Patellofemoral pain syndrome is marked by pain in the kneecap area, which is often exacerbated by activities that stress the joints in the knees, such as running, jumping, or squatting. This pain is caused by damage in the kneecap’s cartilage, which can result from overuse or injury.
Treatment generally involves resting the knees by avoiding activities that worsen your pain, taking over-the-counter anti-inflammatories, wearing more supportive shoes, and doing specific physical therapy exercises to strengthen the leg muscles. In more severe cases, your doctor may recommend surgical methods to treat your pain.
Knee pain can often be prevented by stretching regularly, wearing proper footwear when you exercise, warming up before exercise, and maintaining a healthy body weight.
Patellofemoral pain syndrome causes
While the precise cause of patellofemoral pain syndrome is often not known, contributing factors may include:
- Overuse of the knee joints, particularly from playing certain sports

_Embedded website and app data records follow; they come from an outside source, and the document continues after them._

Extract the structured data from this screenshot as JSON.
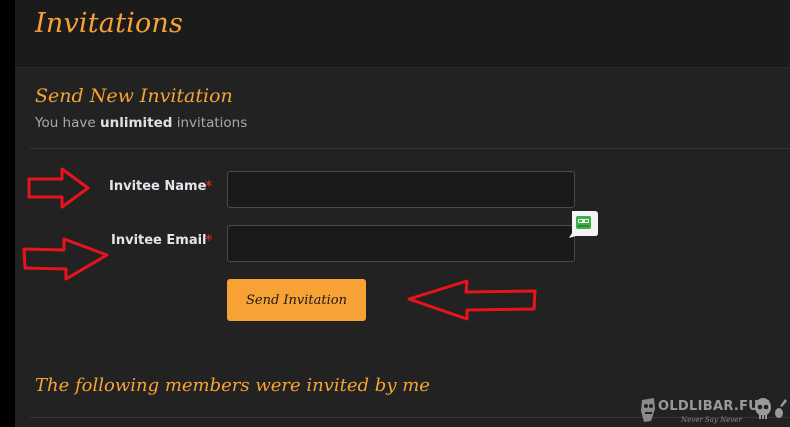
{
  "header": {
    "title": "Invitations"
  },
  "send_section": {
    "title": "Send New Invitation",
    "subtitle_prefix": "You have ",
    "subtitle_bold": "unlimited",
    "subtitle_suffix": " invitations"
  },
  "form": {
    "name_label": "Invitee Name",
    "name_value": "",
    "email_label": "Invitee Email",
    "email_value": "",
    "required_mark": "*",
    "submit_label": "Send Invitation"
  },
  "members_section": {
    "title": "The following members were invited by me"
  },
  "watermark": {
    "name": "OLDLIBAR.FUN",
    "tagline": "Never Say Never"
  },
  "colors": {
    "accent": "#f7a234",
    "panel": "#222222",
    "header": "#1b1b1b",
    "required": "#e0322b",
    "annotation_arrow": "#e8141c",
    "helper_icon": "#3fae48"
  },
  "icons": {
    "floating_helper": "chat-bot-icon",
    "annotation": "red-arrow-icon"
  }
}
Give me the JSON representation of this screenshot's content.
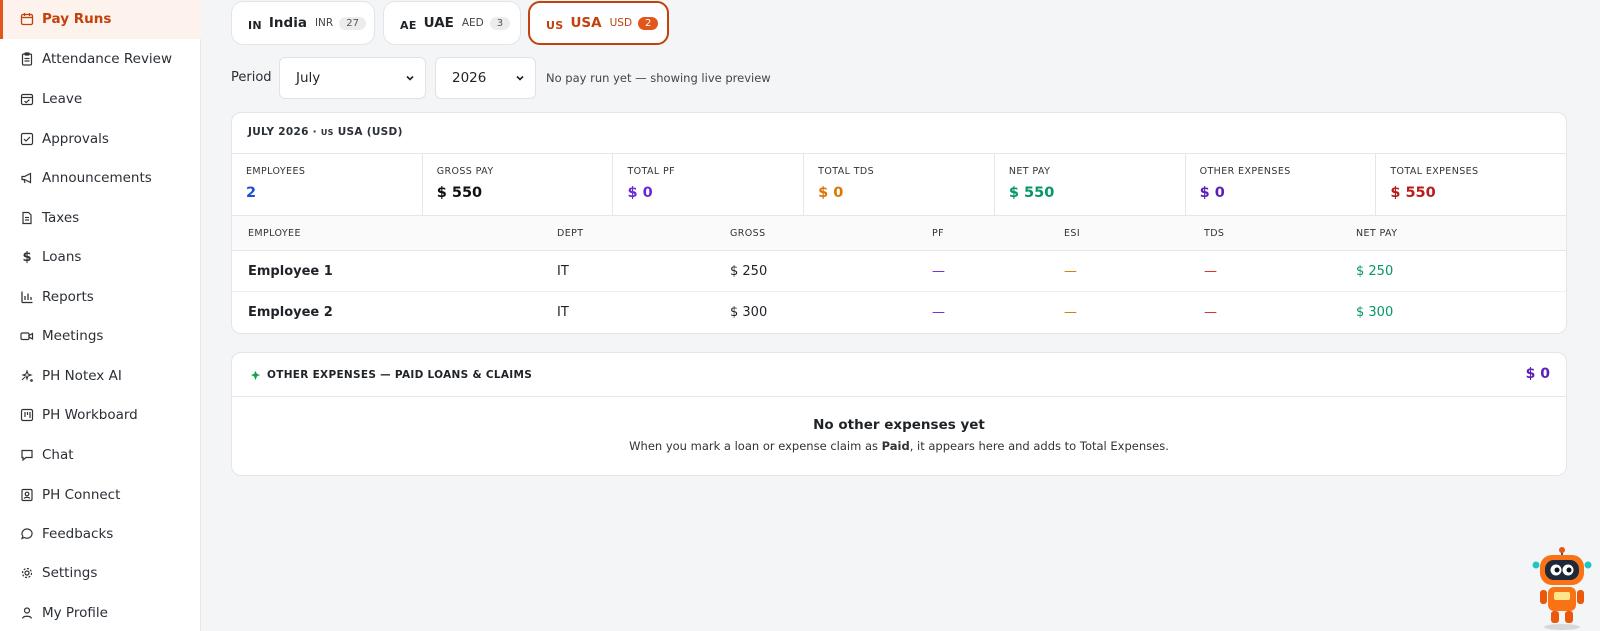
{
  "sidebar": {
    "items": [
      {
        "label": "Pay Runs",
        "icon": "calendar-icon"
      },
      {
        "label": "Attendance Review",
        "icon": "clipboard-icon"
      },
      {
        "label": "Leave",
        "icon": "calendar-check-icon"
      },
      {
        "label": "Approvals",
        "icon": "check-square-icon"
      },
      {
        "label": "Announcements",
        "icon": "megaphone-icon"
      },
      {
        "label": "Taxes",
        "icon": "document-icon"
      },
      {
        "label": "Loans",
        "icon": "dollar-icon"
      },
      {
        "label": "Reports",
        "icon": "bar-chart-icon"
      },
      {
        "label": "Meetings",
        "icon": "video-icon"
      },
      {
        "label": "PH Notex AI",
        "icon": "sparkles-icon"
      },
      {
        "label": "PH Workboard",
        "icon": "kanban-icon"
      },
      {
        "label": "Chat",
        "icon": "chat-icon"
      },
      {
        "label": "PH Connect",
        "icon": "contact-icon"
      },
      {
        "label": "Feedbacks",
        "icon": "message-circle-icon"
      },
      {
        "label": "Settings",
        "icon": "gear-icon"
      },
      {
        "label": "My Profile",
        "icon": "user-icon"
      }
    ]
  },
  "tabs": [
    {
      "code": "IN",
      "name": "India",
      "currency": "INR",
      "count": "27"
    },
    {
      "code": "AE",
      "name": "UAE",
      "currency": "AED",
      "count": "3"
    },
    {
      "code": "US",
      "name": "USA",
      "currency": "USD",
      "count": "2"
    }
  ],
  "period": {
    "label": "Period",
    "month": "July",
    "year": "2026",
    "note": "No pay run yet — showing live preview"
  },
  "summary": {
    "title_prefix": "JULY 2026 · ",
    "title_flag": "US",
    "title_suffix": " USA (USD)",
    "stats": [
      {
        "label": "EMPLOYEES",
        "value": "2",
        "color": "#1d4ed8"
      },
      {
        "label": "GROSS PAY",
        "value": "$ 550",
        "color": "#111111"
      },
      {
        "label": "TOTAL PF",
        "value": "$ 0",
        "color": "#6d28d9"
      },
      {
        "label": "TOTAL TDS",
        "value": "$ 0",
        "color": "#d97706"
      },
      {
        "label": "NET PAY",
        "value": "$ 550",
        "color": "#059669"
      },
      {
        "label": "OTHER EXPENSES",
        "value": "$ 0",
        "color": "#5b21b6"
      },
      {
        "label": "TOTAL EXPENSES",
        "value": "$ 550",
        "color": "#b91c1c"
      }
    ]
  },
  "table": {
    "headers": {
      "employee": "EMPLOYEE",
      "dept": "DEPT",
      "gross": "GROSS",
      "pf": "PF",
      "esi": "ESI",
      "tds": "TDS",
      "net": "NET PAY"
    },
    "rows": [
      {
        "employee": "Employee 1",
        "dept": "IT",
        "gross": "$ 250",
        "pf": "—",
        "esi": "—",
        "tds": "—",
        "net": "$ 250"
      },
      {
        "employee": "Employee 2",
        "dept": "IT",
        "gross": "$ 300",
        "pf": "—",
        "esi": "—",
        "tds": "—",
        "net": "$ 300"
      }
    ]
  },
  "other_expenses": {
    "title": "OTHER EXPENSES — PAID LOANS & CLAIMS",
    "total": "$ 0",
    "empty_title": "No other expenses yet",
    "empty_desc_1": "When you mark a loan or expense claim as ",
    "empty_desc_bold1": "Paid",
    "empty_desc_2": ", it appears here and adds to ",
    "empty_desc_bold2": "Total Expenses",
    "empty_desc_3": "."
  },
  "colors": {
    "accent": "#e2561c",
    "accent_dark": "#c2410c",
    "pf_dash": "#6d28d9",
    "esi_dash": "#d97706",
    "tds_dash": "#dc2626",
    "net": "#059669"
  }
}
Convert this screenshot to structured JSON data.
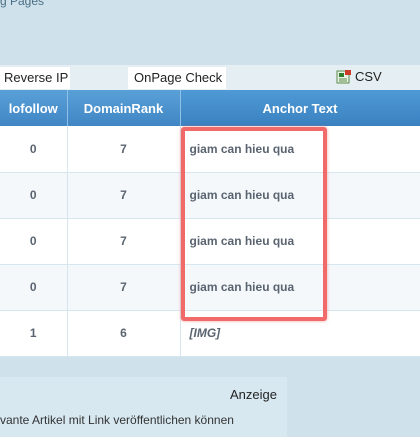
{
  "top": {
    "partial_text": "g Pages"
  },
  "tabs": {
    "reverse_ip": "Reverse IP",
    "onpage_check": "OnPage Check"
  },
  "export": {
    "csv_label": "CSV",
    "icon": "spreadsheet-icon"
  },
  "table": {
    "headers": {
      "nofollow": "lofollow",
      "domainrank": "DomainRank",
      "anchor": "Anchor Text"
    },
    "rows": [
      {
        "nofollow": "0",
        "domainrank": "7",
        "anchor": "giam can hieu qua"
      },
      {
        "nofollow": "0",
        "domainrank": "7",
        "anchor": "giam can hieu qua"
      },
      {
        "nofollow": "0",
        "domainrank": "7",
        "anchor": "giam can hieu qua"
      },
      {
        "nofollow": "0",
        "domainrank": "7",
        "anchor": "giam can hieu qua"
      },
      {
        "nofollow": "1",
        "domainrank": "6",
        "anchor": "[IMG]"
      }
    ]
  },
  "ad": {
    "label": "Anzeige",
    "text": "vante Artikel mit Link veröffentlichen können"
  },
  "colors": {
    "header_blue": "#3f86c4",
    "highlight_red": "#f06a6a",
    "page_bg": "#cfe1ea"
  }
}
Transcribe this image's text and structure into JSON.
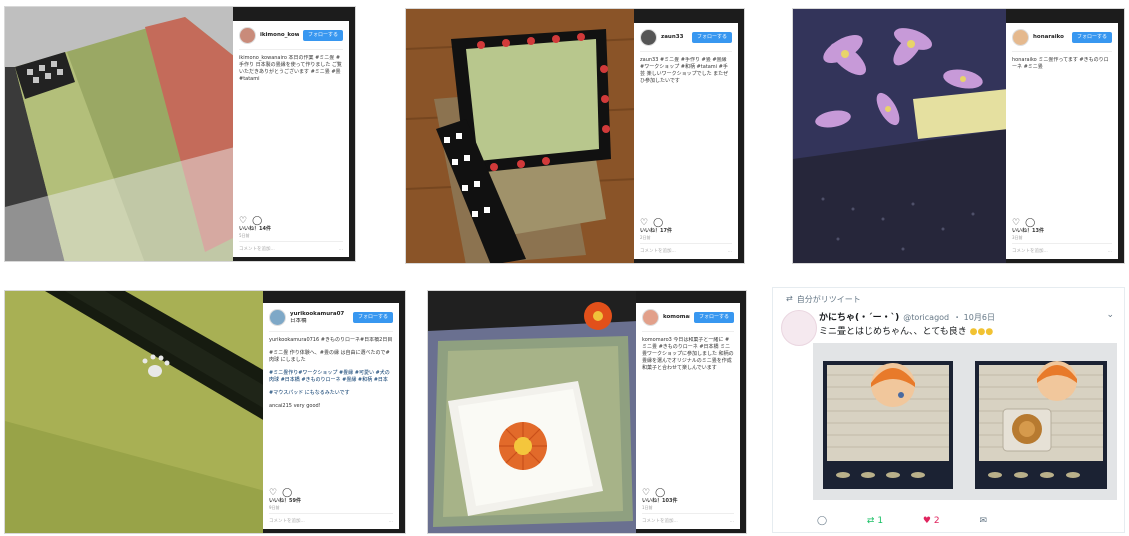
{
  "posts": [
    {
      "username": "ikimono_kowanairo",
      "follow_label": "フォローする",
      "caption": "ikimono_kowanairo 本日の作業 #ミニ畳 #手作り 日本製の畳縁を使って作りました ご覧いただきありがとうございます #ミニ畳 #畳 #tatami",
      "likes": "いいね！14件",
      "date": "5日前",
      "comment_placeholder": "コメントを追加...",
      "more": "..."
    },
    {
      "username": "zaun33",
      "follow_label": "フォローする",
      "caption": "zaun33 #ミニ畳 #手作り #畳 #畳縁 #ワークショップ #和柄 #tatami #手芸 楽しいワークショップでした またぜひ参加したいです",
      "likes": "いいね！17件",
      "date": "2日前",
      "comment_placeholder": "コメントを追加...",
      "more": "..."
    },
    {
      "username": "honaraiko",
      "follow_label": "フォローする",
      "caption": "honaraiko ミニ畳作ってます #きものりローネ #ミニ畳",
      "likes": "いいね！13件",
      "date": "3日前",
      "comment_placeholder": "コメントを追加...",
      "more": "..."
    },
    {
      "username": "yurikookamura07",
      "location": "日本橋",
      "follow_label": "フォローする",
      "caption_lines": [
        "yurikookamura0716 #きものりローネ#日本橋2日目",
        "#ミニ畳 作り体験へ、#畳の縁 は自由に選べたので#肉球 にしました",
        "#ミニ畳作り#ワークショップ #畳縁 #可愛い #犬の肉球 #日本橋 #きものりローネ #畳縁 #和柄 #日本",
        "#マウスパッド にもなるみたいです",
        "ancai215 very good!"
      ],
      "likes": "いいね！59件",
      "date": "9日前",
      "comment_placeholder": "コメントを追加...",
      "more": "..."
    },
    {
      "username": "komomaro3",
      "follow_label": "フォローする",
      "caption": "komomaro3 今日は和菓子と一緒に #ミニ畳 #きものりローネ #日本橋 ミニ畳ワークショップに参加しました 和柄の畳縁を選んでオリジナルのミニ畳を作成 和菓子と合わせて楽しんでいます",
      "likes": "いいね！103件",
      "date": "1日前",
      "comment_placeholder": "コメントを追加...",
      "more": "..."
    }
  ],
  "tweet": {
    "retweet_label": "自分がリツイート",
    "display_name": "かにちゃ(・´ー・`)",
    "handle": "@toricagod",
    "date": "・ 10月6日",
    "text": "ミニ畳とはじめちゃん、、とても良き",
    "reply_count": "",
    "retweet_count": "1",
    "like_count": "2"
  },
  "colors": {
    "follow_blue": "#3897f0",
    "like_red": "#e0245e",
    "retweet_green": "#17bf63",
    "twitter_gray": "#657786"
  }
}
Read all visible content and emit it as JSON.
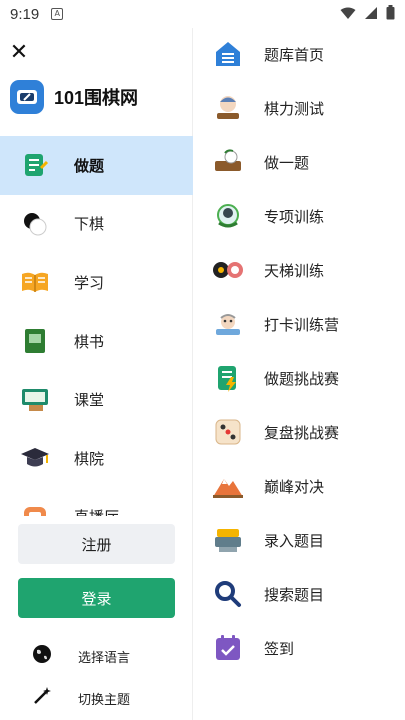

- An injury or trauma that affects the kneecap
- Weak or imbalanced muscles in the hips and knees
- Certain knee surgeries
Patellofemoral pain syndrome risk factors
You may be more likely to develop patellofemoral pain syndrome if you:
- Are an adolescent or young adult
- Are a woman
- Play sports that stress your knees, such as sports that involve jumping or running
Patellofemoral pain syndrome symptoms
The main symptom of patellofemoral pain syndrome is knee pain, that may worsen while:
- Kneeling or squatting
- Going up or down stairs
Patellofemoral pain syndrome prevention
You can lower your risk of developing knee pain by:
- Stretching regularly
- Warming up before you exercise
- Strengthening your hip and leg muscles to promote balance and alignment
- Wear supportive and properly fitting shoes
Patellofemoral pain syndrome diagnosis
When assessing knee pain, your doctor will review your medical history and provide a physical examination of the knee and leg.
Your doctor may also order the following imaging tests:
- X-ray to visualize bones in the knee and leg
- CT scan to view soft tissues in the knee and leg, in addition to bones
- MRI scan to create a detailed image of soft tissues and bones
Patellofemoral pain syndrome treatment
The first line of treatment for patellofemoral pain syndrome generally involves:
- Resting the knees, and avoiding activities that cause or worsen your pain
- Taking anti-inflammatory medicines such as ibuprofen and acetaminophen
- Practicing physical therapy exercises, particularly those that strengthen the quadriceps, core and lower back
- Wearing orthotics, or shoe inserts, to stabilize the lower leg and relieve stress on the knee joints
In rare and severe cases that do not improve with other treatments, your doctor may recommend surgery. Surgical procedures may include:
- In this procedure, the doctor uses a small camera and surgical instruments that are inserted into the knee joint to either remove damaged tissue, or to re-align the kneecap.
- Tibial tubercle transfer. In this open surgical procedure, the doctor will move specific tendons in the lower leg to re-align the kneecap.
Your doctor will recommend the best treatment measures for your specific case. These recommendations may involve buying more supportive shoes, maintaining a healthy body weight to reduce stress on the knees, or adopting a specific physical therapy regimen.